Type out the data below in its entirety, exactly as given.

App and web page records
-- Opening Marker --

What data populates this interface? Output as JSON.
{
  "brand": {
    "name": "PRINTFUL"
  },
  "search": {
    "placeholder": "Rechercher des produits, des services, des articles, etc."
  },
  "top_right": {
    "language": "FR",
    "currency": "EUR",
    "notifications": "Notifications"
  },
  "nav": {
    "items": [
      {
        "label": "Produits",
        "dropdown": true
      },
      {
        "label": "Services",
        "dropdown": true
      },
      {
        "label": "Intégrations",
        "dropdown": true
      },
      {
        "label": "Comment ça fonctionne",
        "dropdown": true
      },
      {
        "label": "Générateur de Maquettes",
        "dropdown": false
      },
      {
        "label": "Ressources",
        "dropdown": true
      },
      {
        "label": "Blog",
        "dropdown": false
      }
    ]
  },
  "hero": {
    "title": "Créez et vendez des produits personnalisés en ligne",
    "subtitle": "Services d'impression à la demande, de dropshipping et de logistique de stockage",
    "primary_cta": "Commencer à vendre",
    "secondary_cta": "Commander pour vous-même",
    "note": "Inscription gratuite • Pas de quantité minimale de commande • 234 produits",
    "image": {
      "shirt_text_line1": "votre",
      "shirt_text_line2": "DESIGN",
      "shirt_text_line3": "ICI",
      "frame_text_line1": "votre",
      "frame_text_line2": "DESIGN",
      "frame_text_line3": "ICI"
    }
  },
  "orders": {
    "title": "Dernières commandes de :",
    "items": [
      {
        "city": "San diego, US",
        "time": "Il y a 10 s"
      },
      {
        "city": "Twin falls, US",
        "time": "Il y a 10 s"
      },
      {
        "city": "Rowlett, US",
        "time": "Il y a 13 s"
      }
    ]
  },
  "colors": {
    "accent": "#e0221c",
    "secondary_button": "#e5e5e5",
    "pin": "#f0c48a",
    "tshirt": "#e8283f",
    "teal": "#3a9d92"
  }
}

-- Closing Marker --

* **TASK RESULT**
What data populates this interface? Output as JSON.
{
  "brand": {
    "name": "PRINTFUL"
  },
  "search": {
    "placeholder": "Rechercher des produits, des services, des articles, etc."
  },
  "top_right": {
    "language": "FR",
    "currency": "EUR",
    "notifications": "Notifications"
  },
  "nav": {
    "items": [
      {
        "label": "Produits",
        "dropdown": true
      },
      {
        "label": "Services",
        "dropdown": true
      },
      {
        "label": "Intégrations",
        "dropdown": true
      },
      {
        "label": "Comment ça fonctionne",
        "dropdown": true
      },
      {
        "label": "Générateur de Maquettes",
        "dropdown": false
      },
      {
        "label": "Ressources",
        "dropdown": true
      },
      {
        "label": "Blog",
        "dropdown": false
      }
    ]
  },
  "hero": {
    "title": "Créez et vendez des produits personnalisés en ligne",
    "subtitle": "Services d'impression à la demande, de dropshipping et de logistique de stockage",
    "primary_cta": "Commencer à vendre",
    "secondary_cta": "Commander pour vous-même",
    "note": "Inscription gratuite • Pas de quantité minimale de commande • 234 produits",
    "image": {
      "shirt_text_line1": "votre",
      "shirt_text_line2": "DESIGN",
      "shirt_text_line3": "ICI",
      "frame_text_line1": "votre",
      "frame_text_line2": "DESIGN",
      "frame_text_line3": "ICI"
    }
  },
  "orders": {
    "title": "Dernières commandes de :",
    "items": [
      {
        "city": "San diego, US",
        "time": "Il y a 10 s"
      },
      {
        "city": "Twin falls, US",
        "time": "Il y a 10 s"
      },
      {
        "city": "Rowlett, US",
        "time": "Il y a 13 s"
      }
    ]
  },
  "colors": {
    "accent": "#e0221c",
    "secondary_button": "#e5e5e5",
    "pin": "#f0c48a",
    "tshirt": "#e8283f",
    "teal": "#3a9d92"
  }
}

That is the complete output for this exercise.